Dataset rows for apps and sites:
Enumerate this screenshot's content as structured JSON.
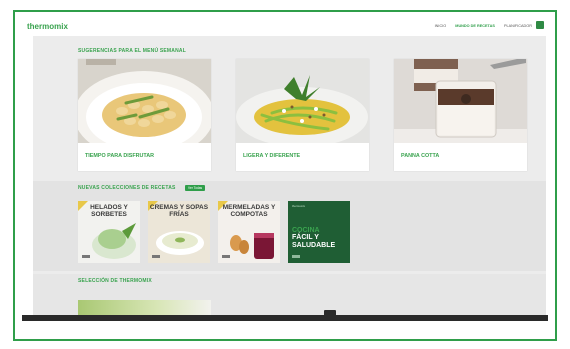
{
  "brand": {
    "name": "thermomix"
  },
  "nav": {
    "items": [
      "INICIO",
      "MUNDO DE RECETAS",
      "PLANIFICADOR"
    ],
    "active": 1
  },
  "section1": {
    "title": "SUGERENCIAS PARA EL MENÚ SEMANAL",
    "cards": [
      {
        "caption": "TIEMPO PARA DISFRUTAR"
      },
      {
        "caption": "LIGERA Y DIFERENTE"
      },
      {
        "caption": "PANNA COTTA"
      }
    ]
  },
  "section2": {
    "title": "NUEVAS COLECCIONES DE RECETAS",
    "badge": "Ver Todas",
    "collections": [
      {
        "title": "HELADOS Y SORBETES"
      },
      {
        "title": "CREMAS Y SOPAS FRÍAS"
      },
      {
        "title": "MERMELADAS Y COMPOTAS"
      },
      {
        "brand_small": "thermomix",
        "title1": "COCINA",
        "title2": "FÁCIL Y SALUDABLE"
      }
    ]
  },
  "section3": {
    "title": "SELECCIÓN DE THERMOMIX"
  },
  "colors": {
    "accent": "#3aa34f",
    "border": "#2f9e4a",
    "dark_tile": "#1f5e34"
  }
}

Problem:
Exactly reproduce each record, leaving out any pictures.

Output:
Enumerate this screenshot's content as structured JSON.
{
  "brand": {
    "name": "thermomix"
  },
  "nav": {
    "items": [
      "INICIO",
      "MUNDO DE RECETAS",
      "PLANIFICADOR"
    ],
    "active": 1
  },
  "section1": {
    "title": "SUGERENCIAS PARA EL MENÚ SEMANAL",
    "cards": [
      {
        "caption": "TIEMPO PARA DISFRUTAR"
      },
      {
        "caption": "LIGERA Y DIFERENTE"
      },
      {
        "caption": "PANNA COTTA"
      }
    ]
  },
  "section2": {
    "title": "NUEVAS COLECCIONES DE RECETAS",
    "badge": "Ver Todas",
    "collections": [
      {
        "title": "HELADOS Y SORBETES"
      },
      {
        "title": "CREMAS Y SOPAS FRÍAS"
      },
      {
        "title": "MERMELADAS Y COMPOTAS"
      },
      {
        "brand_small": "thermomix",
        "title1": "COCINA",
        "title2": "FÁCIL Y SALUDABLE"
      }
    ]
  },
  "section3": {
    "title": "SELECCIÓN DE THERMOMIX"
  },
  "colors": {
    "accent": "#3aa34f",
    "border": "#2f9e4a",
    "dark_tile": "#1f5e34"
  }
}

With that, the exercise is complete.